→ **TASK TO CARRY OUT**
Please set down the data word for word; images do not go in the copy.

------------------------

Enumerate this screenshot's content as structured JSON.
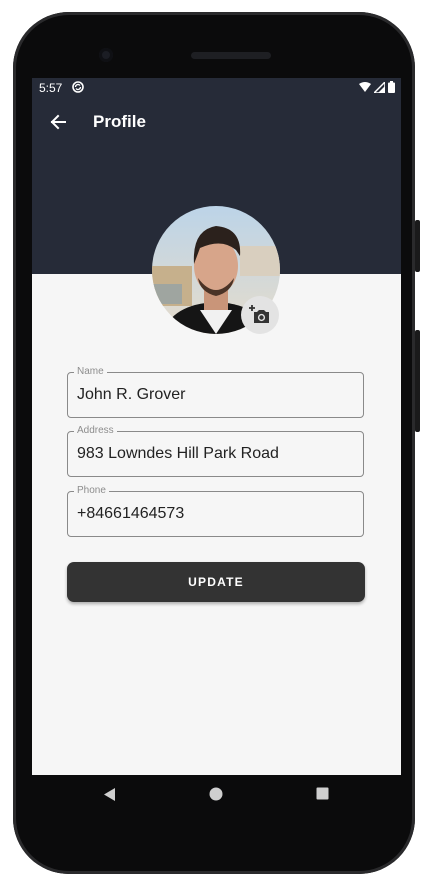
{
  "status_bar": {
    "time": "5:57"
  },
  "app_bar": {
    "title": "Profile"
  },
  "form": {
    "name": {
      "label": "Name",
      "value": "John R. Grover"
    },
    "address": {
      "label": "Address",
      "value": "983 Lowndes Hill Park Road"
    },
    "phone": {
      "label": "Phone",
      "value": "+84661464573"
    }
  },
  "update_button": {
    "label": "UPDATE"
  },
  "colors": {
    "header": "#262b38",
    "screen_bg": "#f6f6f6",
    "button": "#333333"
  },
  "icons": [
    "back-arrow-icon",
    "add-photo-icon",
    "wifi-icon",
    "signal-icon",
    "battery-icon",
    "sync-icon",
    "nav-back-icon",
    "nav-home-icon",
    "nav-recents-icon"
  ]
}
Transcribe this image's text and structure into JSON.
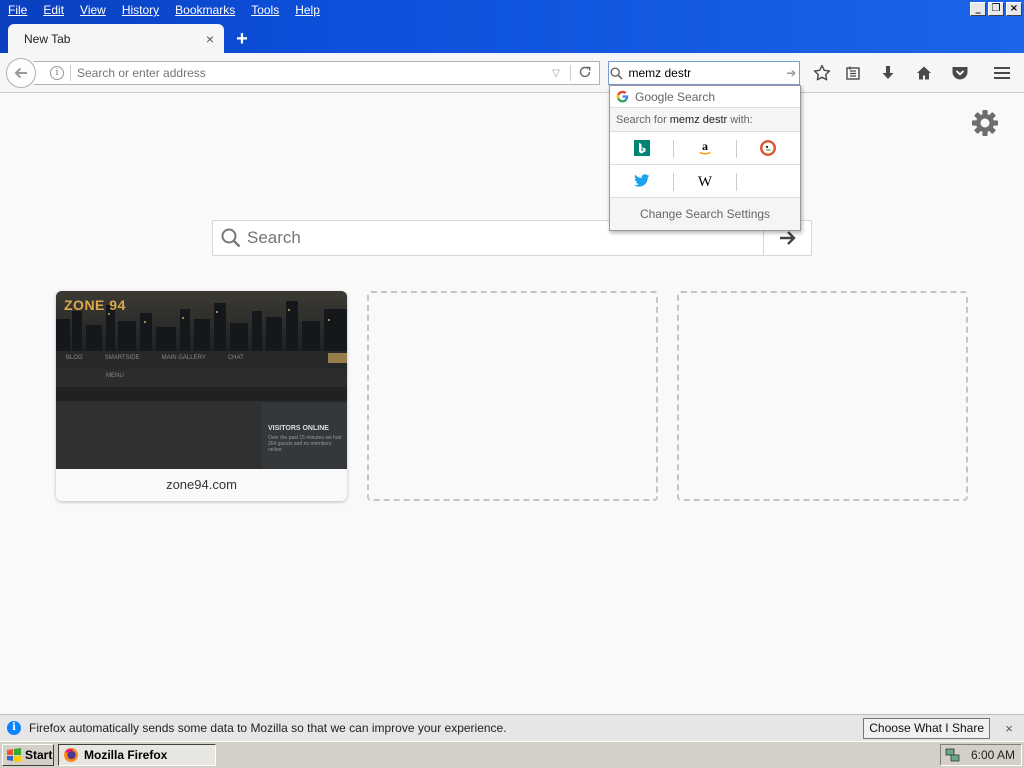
{
  "menu": {
    "items": [
      "File",
      "Edit",
      "View",
      "History",
      "Bookmarks",
      "Tools",
      "Help"
    ]
  },
  "window": {
    "minimize": "_",
    "restore": "❐",
    "close": "×"
  },
  "tab": {
    "title": "New Tab",
    "close": "×",
    "new_tab": "+"
  },
  "urlbar": {
    "placeholder": "Search or enter address",
    "value": ""
  },
  "searchbar": {
    "value": "memz destr"
  },
  "search_popup": {
    "google_suggestion": "Google Search",
    "header_prefix": "Search for",
    "header_query": "memz destr",
    "header_suffix": "with:",
    "engines_row1": [
      "bing-icon",
      "amazon-icon",
      "duckduckgo-icon"
    ],
    "engines_row2": [
      "twitter-icon",
      "wikipedia-icon"
    ],
    "settings_label": "Change Search Settings"
  },
  "content": {
    "search_placeholder": "Search",
    "tiles": [
      {
        "title": "zone94.com",
        "has_thumbnail": true
      },
      {
        "title": "",
        "has_thumbnail": false
      },
      {
        "title": "",
        "has_thumbnail": false
      }
    ]
  },
  "thumbnail": {
    "logo": "ZONE 94",
    "nav": [
      "BLOG",
      "SMARTSIDE",
      "MAIN GALLERY",
      "CHAT",
      "MENU"
    ],
    "widget_title": "VISITORS ONLINE",
    "widget_text": "Over the past 15 minutes we had 204 guests and no members online."
  },
  "notification": {
    "text": "Firefox automatically sends some data to Mozilla so that we can improve your experience.",
    "button": "Choose What I Share",
    "close": "×"
  },
  "taskbar": {
    "start": "Start",
    "task": "Mozilla Firefox",
    "clock": "6:00 AM"
  },
  "colors": {
    "titlebar": "#0c4fd9",
    "accent": "#0a84ff",
    "taskbar": "#d4d0c8"
  }
}
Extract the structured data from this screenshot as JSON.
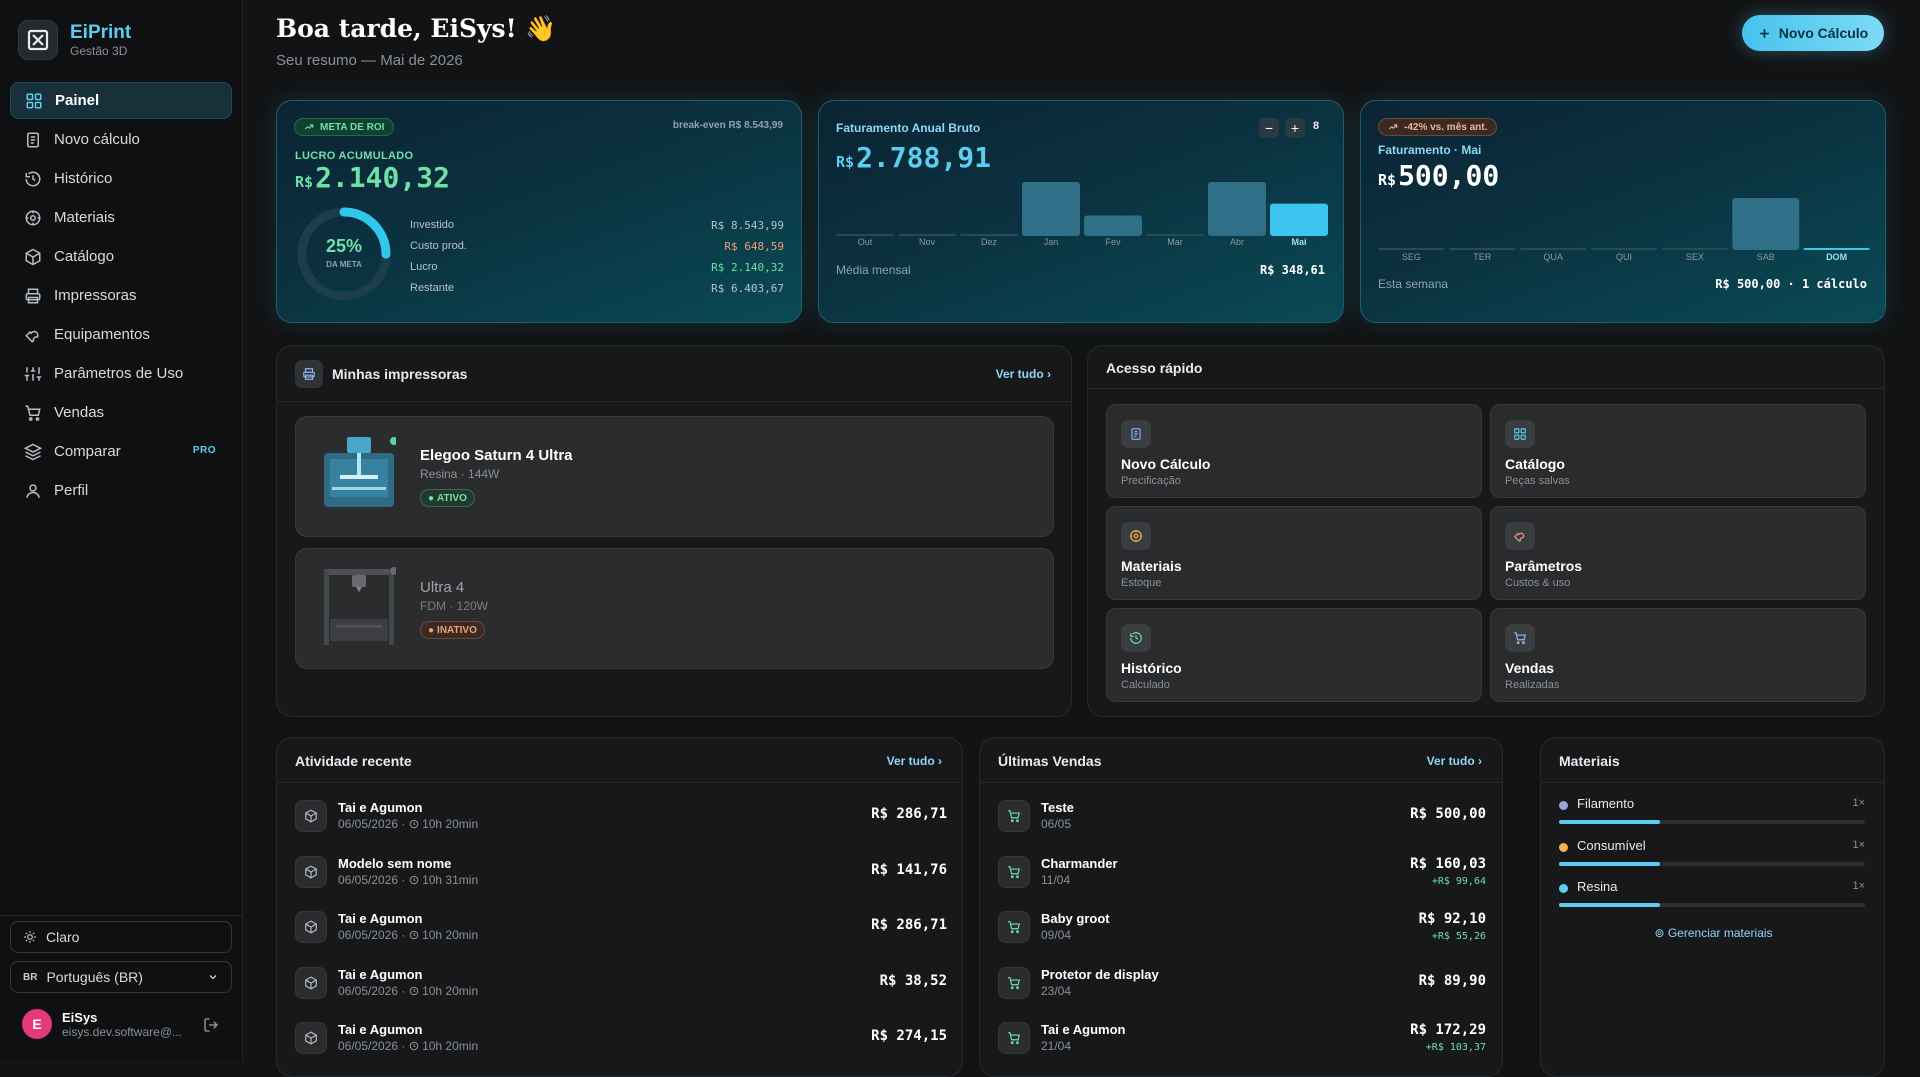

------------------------

→ **OUTPUT BELOW**
Enumerate this screenshot's content as structured JSON.
{
  "status_bar": {
    "time": "5:57"
  },
  "app_bar": {
    "title": "Profile"
  },
  "form": {
    "name": {
      "label": "Name",
      "value": "John R. Grover"
    },
    "address": {
      "label": "Address",
      "value": "983 Lowndes Hill Park Road"
    },
    "phone": {
      "label": "Phone",
      "value": "+84661464573"
    }
  },
  "update_button": {
    "label": "UPDATE"
  },
  "colors": {
    "header": "#262b38",
    "screen_bg": "#f6f6f6",
    "button": "#333333"
  },
  "icons": [
    "back-arrow-icon",
    "add-photo-icon",
    "wifi-icon",
    "signal-icon",
    "battery-icon",
    "sync-icon",
    "nav-back-icon",
    "nav-home-icon",
    "nav-recents-icon"
  ]
}
Transcribe this image's text and structure into JSON.
{
  "menu": {
    "items": [
      "File",
      "Edit",
      "View",
      "History",
      "Bookmarks",
      "Tools",
      "Help"
    ]
  },
  "window": {
    "minimize": "_",
    "restore": "❐",
    "close": "×"
  },
  "tab": {
    "title": "New Tab",
    "close": "×",
    "new_tab": "+"
  },
  "urlbar": {
    "placeholder": "Search or enter address",
    "value": ""
  },
  "searchbar": {
    "value": "memz destr"
  },
  "search_popup": {
    "google_suggestion": "Google Search",
    "header_prefix": "Search for",
    "header_query": "memz destr",
    "header_suffix": "with:",
    "engines_row1": [
      "bing-icon",
      "amazon-icon",
      "duckduckgo-icon"
    ],
    "engines_row2": [
      "twitter-icon",
      "wikipedia-icon"
    ],
    "settings_label": "Change Search Settings"
  },
  "content": {
    "search_placeholder": "Search",
    "tiles": [
      {
        "title": "zone94.com",
        "has_thumbnail": true
      },
      {
        "title": "",
        "has_thumbnail": false
      },
      {
        "title": "",
        "has_thumbnail": false
      }
    ]
  },
  "thumbnail": {
    "logo": "ZONE 94",
    "nav": [
      "BLOG",
      "SMARTSIDE",
      "MAIN GALLERY",
      "CHAT",
      "MENU"
    ],
    "widget_title": "VISITORS ONLINE",
    "widget_text": "Over the past 15 minutes we had 204 guests and no members online."
  },
  "notification": {
    "text": "Firefox automatically sends some data to Mozilla so that we can improve your experience.",
    "button": "Choose What I Share",
    "close": "×"
  },
  "taskbar": {
    "start": "Start",
    "task": "Mozilla Firefox",
    "clock": "6:00 AM"
  },
  "colors": {
    "titlebar": "#0c4fd9",
    "accent": "#0a84ff",
    "taskbar": "#d4d0c8"
  }
}
Extract the structured data from this screenshot as JSON.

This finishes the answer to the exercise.